- The Pentagon plans to proceed with a multi-year deal to buy 124 fighter jets. The long term deal will save 10 percent, or $590 million, versus buying the planes year by year. DOD Comptroller Robert Hale, and acquisition chief Ashton Carter notified lawmakers of the deal Friday, according to NextGov. Congress last year let DOD pursue a multi-year deal provided the savings would reach the 10 percent threshhold. The F-A 18 buy will be a combination of Super Hornet fighters and Growler electronic attack planes.
- They call him a "crypto god." Whit Diffie wrote what is considered the most important paper on the history of cryptography in 1976. Now, Diffie has a new role as Vice President for Information Security and Cryptography at ICANN. DaniWeb.com reports that Diffie will provide advice on general security matters for the Internet Corporation for Assigned Names and Numbers, and will oversee best practices for information security and cryptography. ICANN CEO and President Rod Beckstrom says Diffie's work will help improve ICANN's technical security.
- Veterans calling the Veterans Affairs Department are lucky if they reach an agent and get a correct answer. That's according to a VA inspector general report released last week. The auditors found that in 2009, individuals dialing a call center had a 76 percent chance of reaching someone. If they reached someone, there was only a 72 percent chance of getting the right answer. The IG did the math, and concluded that a given caller has less than a 50-50 chance of getting the needed information. The IG recommended a central office to oversee and provide training for the call centers.
- Now that the public can access your agency's data through Recovery.gov and USASpending.gov, your job requires more vigilance and scrutiny to ensure the data you post is sound. The IBM Center for the Business of Government has released a report called "Strengthening Control and Integrity: A Checklist for Government Managers." The checklist, which includes best practices from local governments, is written by Professor James Bailey, and provides information for managers across the board, including senior management and their staff.
- Reverse auctions are coming to the Treasury Department in a big way. Officials there plan to use the contracting approach for the fourth version of the long-running Total Information Processing Support Services program. The reverse auctions, in which contractors bid against one another online for task orders, will apply to the small business part of the TIPS program. According to FCW, the contract has a potential value of two billion dollars.
- A new tax credit created for small firms under the health overhaul is to be explained today by the Internal Revenue Service, even as opponents of the law plan legal action. The IRS also will clarify that the credit applies to vision and dental, along with medical. The number of firms eligible for the credit is unclear, though the White House has estimated the tax credit might affect up to 4 million firms.
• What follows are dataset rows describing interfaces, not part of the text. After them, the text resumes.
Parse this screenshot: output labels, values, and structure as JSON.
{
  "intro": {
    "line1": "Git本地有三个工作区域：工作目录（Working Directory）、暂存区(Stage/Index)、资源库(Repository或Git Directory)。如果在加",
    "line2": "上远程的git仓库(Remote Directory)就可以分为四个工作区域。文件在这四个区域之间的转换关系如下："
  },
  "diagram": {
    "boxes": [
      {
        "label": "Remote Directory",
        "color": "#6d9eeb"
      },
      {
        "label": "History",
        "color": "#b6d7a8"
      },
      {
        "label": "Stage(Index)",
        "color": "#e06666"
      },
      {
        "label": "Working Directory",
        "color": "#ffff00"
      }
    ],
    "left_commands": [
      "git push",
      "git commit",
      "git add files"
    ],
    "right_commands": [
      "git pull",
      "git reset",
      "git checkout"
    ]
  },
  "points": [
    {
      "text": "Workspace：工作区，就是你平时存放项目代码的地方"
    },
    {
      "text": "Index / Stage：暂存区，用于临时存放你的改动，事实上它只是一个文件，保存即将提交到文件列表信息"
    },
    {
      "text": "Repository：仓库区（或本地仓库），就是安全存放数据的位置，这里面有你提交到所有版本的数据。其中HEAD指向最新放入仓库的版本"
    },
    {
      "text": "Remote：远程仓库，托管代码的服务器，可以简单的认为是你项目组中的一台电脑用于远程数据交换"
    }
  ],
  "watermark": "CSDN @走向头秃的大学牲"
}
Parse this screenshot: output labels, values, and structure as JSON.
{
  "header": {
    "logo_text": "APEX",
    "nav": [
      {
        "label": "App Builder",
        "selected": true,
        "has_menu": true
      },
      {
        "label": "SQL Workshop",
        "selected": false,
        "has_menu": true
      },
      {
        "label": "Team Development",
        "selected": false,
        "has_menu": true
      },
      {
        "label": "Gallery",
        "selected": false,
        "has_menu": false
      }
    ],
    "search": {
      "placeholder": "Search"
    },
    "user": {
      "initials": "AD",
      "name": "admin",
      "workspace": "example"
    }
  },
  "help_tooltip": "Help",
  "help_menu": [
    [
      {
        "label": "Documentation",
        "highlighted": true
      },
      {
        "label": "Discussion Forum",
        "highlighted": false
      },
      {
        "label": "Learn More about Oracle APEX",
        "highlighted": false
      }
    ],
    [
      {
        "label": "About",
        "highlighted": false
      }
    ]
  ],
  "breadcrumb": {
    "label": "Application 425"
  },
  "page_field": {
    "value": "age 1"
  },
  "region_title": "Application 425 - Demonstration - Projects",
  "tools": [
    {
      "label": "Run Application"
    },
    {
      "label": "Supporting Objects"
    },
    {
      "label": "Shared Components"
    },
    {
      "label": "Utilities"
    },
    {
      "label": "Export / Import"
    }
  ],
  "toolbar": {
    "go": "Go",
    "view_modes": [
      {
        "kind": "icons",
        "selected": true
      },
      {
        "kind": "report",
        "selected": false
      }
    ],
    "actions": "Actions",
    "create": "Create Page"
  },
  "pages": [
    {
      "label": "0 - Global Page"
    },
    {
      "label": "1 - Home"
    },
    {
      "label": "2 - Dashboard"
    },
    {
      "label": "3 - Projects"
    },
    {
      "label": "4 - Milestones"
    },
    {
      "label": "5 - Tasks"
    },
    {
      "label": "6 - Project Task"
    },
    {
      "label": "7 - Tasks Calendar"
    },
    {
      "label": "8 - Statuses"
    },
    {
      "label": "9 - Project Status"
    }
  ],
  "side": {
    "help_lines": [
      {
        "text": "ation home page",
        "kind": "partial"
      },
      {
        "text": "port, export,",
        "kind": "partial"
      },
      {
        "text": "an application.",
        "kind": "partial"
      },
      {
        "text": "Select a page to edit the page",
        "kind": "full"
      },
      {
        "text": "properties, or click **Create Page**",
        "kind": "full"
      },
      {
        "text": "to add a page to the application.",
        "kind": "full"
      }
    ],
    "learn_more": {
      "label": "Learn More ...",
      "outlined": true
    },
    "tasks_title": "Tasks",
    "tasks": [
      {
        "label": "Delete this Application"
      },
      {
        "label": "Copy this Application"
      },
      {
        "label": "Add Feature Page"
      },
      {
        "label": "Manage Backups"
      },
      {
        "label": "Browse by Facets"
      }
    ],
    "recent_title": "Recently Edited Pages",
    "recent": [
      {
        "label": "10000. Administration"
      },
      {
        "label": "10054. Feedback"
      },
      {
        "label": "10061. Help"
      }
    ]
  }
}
- House Democrats have pulled an $85-billion dollar science and technology bill, after Republicans added language to prevent agencies from paying federal employees who view pornography on their work computers. The 2010 America COMPETES Reauthorization Act would have doubled funding for research at the National Science Foundation and one branch of the Energy Department. Republicans also tried to cut all new programs in the bill, and freeze spending on others. Porn has been a hot topic in the federal government. Last month, the Securities and Exchange Commission Inspector General reported instances of employees and contractors viewing porn on their government PC's. And a recent IG investigation at the National Science Foundation that executives did the same.